**Exercise:**
Scan the lines below and report each one containing "resources" by copying it.

**Provided data:**
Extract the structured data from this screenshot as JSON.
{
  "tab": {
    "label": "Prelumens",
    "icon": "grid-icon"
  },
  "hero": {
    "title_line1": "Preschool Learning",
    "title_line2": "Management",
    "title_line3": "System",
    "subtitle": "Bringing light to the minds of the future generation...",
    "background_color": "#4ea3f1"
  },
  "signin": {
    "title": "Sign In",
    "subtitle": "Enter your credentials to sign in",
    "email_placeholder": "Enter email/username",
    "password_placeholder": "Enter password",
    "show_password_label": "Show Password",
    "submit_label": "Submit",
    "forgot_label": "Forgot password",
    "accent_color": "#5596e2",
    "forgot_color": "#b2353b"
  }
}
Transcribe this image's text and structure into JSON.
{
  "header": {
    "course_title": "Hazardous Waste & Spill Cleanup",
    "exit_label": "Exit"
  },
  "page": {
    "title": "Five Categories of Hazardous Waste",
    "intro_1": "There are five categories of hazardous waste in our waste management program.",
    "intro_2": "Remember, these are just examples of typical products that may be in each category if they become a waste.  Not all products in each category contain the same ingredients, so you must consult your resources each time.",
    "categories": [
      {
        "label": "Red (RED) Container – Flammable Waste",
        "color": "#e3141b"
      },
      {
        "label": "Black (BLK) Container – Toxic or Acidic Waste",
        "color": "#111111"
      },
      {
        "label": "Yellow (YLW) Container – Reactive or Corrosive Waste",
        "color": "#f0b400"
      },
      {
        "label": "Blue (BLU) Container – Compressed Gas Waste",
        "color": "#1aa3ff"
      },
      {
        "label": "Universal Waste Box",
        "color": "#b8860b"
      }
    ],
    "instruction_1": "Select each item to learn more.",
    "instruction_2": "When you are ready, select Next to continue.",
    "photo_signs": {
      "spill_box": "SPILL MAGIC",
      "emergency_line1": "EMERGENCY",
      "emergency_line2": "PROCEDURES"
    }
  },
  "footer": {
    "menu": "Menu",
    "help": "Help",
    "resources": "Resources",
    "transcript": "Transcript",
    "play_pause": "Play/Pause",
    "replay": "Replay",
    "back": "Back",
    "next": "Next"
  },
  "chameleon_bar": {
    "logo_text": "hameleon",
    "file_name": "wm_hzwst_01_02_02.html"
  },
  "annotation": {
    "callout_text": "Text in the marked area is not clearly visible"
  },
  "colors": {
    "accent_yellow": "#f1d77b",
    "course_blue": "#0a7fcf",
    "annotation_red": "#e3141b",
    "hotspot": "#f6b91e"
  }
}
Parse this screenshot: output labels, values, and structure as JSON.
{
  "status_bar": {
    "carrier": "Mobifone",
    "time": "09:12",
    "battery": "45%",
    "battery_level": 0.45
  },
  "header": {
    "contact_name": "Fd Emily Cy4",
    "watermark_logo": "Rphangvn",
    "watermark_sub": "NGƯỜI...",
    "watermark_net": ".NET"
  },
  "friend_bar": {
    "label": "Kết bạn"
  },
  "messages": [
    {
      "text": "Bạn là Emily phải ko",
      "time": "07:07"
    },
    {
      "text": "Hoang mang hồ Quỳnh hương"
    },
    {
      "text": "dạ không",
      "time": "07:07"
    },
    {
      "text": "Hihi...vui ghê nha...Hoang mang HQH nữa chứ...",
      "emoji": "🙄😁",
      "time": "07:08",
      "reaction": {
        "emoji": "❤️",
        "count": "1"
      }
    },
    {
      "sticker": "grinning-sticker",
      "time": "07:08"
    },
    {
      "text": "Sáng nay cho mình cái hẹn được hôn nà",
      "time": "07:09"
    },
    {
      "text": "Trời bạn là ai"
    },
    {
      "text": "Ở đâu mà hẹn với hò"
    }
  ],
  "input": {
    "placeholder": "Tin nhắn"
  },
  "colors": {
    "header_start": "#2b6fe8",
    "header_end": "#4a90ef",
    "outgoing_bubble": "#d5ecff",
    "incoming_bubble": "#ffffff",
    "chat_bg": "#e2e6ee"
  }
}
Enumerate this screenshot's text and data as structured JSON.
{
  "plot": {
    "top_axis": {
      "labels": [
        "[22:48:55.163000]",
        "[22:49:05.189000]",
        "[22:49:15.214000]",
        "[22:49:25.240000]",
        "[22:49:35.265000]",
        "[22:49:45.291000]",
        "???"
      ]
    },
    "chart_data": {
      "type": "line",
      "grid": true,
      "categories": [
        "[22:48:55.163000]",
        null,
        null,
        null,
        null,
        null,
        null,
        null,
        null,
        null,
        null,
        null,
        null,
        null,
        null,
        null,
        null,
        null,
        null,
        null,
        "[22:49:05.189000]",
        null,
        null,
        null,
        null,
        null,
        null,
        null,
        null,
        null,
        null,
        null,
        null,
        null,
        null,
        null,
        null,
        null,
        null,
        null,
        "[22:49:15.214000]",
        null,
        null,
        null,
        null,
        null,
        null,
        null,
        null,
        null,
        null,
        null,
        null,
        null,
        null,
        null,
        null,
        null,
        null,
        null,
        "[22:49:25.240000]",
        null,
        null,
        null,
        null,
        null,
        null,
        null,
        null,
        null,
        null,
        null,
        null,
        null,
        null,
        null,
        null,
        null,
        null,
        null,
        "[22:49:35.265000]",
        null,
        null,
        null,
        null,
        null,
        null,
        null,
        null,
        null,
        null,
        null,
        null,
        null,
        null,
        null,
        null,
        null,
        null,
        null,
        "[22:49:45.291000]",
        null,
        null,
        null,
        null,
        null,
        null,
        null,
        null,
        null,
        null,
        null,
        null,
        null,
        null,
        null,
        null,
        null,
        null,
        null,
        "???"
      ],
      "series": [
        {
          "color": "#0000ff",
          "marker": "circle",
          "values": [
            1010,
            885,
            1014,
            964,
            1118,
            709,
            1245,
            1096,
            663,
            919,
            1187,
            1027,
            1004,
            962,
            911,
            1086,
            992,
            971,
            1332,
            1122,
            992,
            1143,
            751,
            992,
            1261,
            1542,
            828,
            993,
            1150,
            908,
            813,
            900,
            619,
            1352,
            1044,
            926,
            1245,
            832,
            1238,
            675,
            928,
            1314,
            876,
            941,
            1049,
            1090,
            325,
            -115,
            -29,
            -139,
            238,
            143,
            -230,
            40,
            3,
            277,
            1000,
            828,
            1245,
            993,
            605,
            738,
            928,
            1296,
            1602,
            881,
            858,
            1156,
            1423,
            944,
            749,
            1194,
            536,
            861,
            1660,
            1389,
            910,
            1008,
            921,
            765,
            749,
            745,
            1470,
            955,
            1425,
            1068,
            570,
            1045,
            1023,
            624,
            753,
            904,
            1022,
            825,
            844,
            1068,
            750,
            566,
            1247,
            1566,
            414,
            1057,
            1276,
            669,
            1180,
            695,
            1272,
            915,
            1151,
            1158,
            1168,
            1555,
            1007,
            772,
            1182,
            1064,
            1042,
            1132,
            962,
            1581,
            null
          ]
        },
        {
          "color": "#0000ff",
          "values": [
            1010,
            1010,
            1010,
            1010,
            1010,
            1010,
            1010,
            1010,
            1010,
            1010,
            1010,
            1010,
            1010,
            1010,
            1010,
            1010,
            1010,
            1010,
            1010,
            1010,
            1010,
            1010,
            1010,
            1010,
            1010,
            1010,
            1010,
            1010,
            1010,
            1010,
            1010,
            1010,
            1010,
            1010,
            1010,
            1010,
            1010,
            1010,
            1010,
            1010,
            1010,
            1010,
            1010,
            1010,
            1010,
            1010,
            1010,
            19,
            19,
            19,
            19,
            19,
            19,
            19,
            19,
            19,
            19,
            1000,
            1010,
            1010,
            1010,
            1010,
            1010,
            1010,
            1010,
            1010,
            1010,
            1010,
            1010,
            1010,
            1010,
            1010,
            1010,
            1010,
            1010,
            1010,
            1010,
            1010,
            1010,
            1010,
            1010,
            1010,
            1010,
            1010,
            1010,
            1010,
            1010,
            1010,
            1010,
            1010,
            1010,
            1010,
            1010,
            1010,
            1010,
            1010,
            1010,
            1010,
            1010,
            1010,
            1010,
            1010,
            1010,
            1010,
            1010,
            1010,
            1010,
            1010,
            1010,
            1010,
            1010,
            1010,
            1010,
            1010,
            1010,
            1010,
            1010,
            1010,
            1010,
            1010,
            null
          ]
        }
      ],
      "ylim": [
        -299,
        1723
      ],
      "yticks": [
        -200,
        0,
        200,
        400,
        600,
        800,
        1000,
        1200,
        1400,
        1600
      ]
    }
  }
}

**Result for this task:**
    "intro_2": "Remember, these are just examples of typical products that may be in each category if they become a waste.  Not all products in each category contain the same ingredients, so you must consult your resources each time.",
    "resources": "Resources",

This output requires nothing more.